At some point the authorities in the two counties, most likely the respective District Attorney offices, got together (perhaps over the phone) and made the decision that County B would go forward with its case and County A would not. I do not see where he would need to have been consulted or that the local authorities were required to specificly consult with him on that decision. This may or may not have happened after a court appearance or two before that decision was made and perhaps he did have to appear in court to learn that County A was dismissing its case. For all we know, maybe he thought that if County A was dropping charges, County B would soon do likewise. If he had legal representation in County A, I suspect that his or her attorney or public defender did the job expected.
County A, however, originally had filed charges, so it had to notify its court that it was dismissing its charges. County B then proceeded with its case, which ultimately ended in him accepting a plea bargain. I do not see any double jeapordy here. If anything, the counties in question recognized that this issue possibly existed and took steps to resolve it.

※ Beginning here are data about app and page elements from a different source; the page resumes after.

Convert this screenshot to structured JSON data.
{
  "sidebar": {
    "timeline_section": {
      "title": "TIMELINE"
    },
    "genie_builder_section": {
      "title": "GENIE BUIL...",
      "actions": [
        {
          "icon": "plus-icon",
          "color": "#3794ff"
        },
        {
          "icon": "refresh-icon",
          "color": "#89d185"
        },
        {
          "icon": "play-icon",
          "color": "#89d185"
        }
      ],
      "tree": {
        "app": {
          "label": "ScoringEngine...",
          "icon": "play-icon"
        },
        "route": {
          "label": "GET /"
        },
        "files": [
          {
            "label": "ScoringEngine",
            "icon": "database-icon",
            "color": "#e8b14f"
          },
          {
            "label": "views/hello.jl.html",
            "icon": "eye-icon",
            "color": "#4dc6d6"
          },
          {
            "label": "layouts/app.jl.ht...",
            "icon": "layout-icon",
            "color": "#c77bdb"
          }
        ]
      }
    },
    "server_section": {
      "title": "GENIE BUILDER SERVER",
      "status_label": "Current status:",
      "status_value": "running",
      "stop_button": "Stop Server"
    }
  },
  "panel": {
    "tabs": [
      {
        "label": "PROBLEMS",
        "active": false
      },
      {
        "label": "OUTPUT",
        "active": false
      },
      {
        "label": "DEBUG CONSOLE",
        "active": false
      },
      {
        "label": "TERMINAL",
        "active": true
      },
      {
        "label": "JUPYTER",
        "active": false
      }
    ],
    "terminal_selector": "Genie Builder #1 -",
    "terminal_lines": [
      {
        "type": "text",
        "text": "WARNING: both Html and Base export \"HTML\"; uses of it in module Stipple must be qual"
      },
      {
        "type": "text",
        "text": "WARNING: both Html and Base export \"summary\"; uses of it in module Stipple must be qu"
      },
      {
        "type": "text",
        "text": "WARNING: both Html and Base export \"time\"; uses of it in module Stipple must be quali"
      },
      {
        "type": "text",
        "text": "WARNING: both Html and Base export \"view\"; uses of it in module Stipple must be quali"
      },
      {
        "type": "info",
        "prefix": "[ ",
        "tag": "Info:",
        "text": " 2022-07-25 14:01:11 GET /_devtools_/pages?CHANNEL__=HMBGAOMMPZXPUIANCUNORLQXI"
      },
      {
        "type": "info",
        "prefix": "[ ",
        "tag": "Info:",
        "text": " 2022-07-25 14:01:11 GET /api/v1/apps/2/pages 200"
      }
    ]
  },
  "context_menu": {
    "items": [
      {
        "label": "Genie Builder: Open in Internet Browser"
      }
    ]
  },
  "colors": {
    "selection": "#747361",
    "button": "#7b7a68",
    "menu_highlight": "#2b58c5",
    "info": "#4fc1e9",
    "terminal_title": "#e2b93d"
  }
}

I do know that in retrospect that it looks like if County A had prosecuted and County B had not, he might have only been convicted of a misdemeanor and probably had fewer difficulites with employment, today. But, your son was not the legal position to choose which county was to pursue its case. It also was not something that his attorney likely could have controlled or influenced either.